* **Source data**
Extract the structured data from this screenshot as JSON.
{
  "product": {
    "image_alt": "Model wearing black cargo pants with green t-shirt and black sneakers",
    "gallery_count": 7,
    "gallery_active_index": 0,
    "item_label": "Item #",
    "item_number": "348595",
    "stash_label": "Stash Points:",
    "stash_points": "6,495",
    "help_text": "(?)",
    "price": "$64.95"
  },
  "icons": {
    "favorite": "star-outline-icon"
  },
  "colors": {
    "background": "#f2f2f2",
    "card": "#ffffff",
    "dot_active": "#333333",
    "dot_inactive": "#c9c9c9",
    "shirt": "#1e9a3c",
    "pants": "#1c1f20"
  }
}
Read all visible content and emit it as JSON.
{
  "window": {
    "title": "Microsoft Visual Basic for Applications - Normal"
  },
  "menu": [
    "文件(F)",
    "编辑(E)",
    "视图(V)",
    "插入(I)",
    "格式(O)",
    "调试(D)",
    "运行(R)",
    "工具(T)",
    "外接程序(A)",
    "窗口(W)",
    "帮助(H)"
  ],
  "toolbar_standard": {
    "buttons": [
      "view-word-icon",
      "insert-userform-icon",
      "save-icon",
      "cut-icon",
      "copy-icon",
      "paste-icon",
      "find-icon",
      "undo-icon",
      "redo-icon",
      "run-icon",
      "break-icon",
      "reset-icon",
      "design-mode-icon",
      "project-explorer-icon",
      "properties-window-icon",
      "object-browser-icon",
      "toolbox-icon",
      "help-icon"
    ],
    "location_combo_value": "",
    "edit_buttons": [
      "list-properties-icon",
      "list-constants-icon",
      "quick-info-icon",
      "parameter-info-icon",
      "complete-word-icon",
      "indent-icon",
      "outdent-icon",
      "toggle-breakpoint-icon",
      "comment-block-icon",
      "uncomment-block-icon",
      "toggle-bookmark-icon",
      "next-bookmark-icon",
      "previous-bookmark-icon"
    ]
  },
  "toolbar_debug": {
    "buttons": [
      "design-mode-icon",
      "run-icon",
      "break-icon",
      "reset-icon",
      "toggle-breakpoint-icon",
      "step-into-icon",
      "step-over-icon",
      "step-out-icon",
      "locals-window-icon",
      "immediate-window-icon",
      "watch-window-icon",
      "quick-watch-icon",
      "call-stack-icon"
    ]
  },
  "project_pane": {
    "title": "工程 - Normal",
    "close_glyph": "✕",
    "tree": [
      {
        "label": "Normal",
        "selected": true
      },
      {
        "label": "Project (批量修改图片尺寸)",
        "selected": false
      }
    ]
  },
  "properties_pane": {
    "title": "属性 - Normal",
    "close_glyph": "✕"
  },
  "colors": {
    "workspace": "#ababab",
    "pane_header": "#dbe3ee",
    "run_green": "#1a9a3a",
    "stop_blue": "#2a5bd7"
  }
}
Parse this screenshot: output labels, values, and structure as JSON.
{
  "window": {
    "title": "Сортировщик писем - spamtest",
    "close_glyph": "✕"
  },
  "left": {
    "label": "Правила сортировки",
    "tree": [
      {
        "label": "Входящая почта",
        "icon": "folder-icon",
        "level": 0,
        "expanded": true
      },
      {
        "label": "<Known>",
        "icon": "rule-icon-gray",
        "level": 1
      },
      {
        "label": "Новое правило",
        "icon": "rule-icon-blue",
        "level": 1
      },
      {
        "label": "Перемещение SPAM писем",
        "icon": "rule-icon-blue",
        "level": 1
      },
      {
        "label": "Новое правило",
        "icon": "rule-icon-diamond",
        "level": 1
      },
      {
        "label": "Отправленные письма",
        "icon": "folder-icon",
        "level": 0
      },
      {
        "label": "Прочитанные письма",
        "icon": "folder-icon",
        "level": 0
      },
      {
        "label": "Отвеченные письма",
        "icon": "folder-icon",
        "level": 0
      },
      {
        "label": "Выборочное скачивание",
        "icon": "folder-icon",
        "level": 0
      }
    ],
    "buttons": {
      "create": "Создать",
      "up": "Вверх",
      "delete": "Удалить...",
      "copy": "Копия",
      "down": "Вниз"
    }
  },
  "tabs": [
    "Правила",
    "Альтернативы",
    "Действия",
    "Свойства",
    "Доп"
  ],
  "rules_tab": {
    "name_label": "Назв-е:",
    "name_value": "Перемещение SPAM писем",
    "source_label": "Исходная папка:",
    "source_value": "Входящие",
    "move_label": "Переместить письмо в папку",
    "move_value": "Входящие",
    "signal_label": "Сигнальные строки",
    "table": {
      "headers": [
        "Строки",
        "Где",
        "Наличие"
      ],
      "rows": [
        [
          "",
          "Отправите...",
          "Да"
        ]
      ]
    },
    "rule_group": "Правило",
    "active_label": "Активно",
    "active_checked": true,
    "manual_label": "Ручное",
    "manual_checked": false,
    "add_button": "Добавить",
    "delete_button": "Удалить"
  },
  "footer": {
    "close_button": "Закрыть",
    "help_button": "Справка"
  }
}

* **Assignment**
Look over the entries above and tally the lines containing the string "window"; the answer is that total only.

* **Worked solution**
6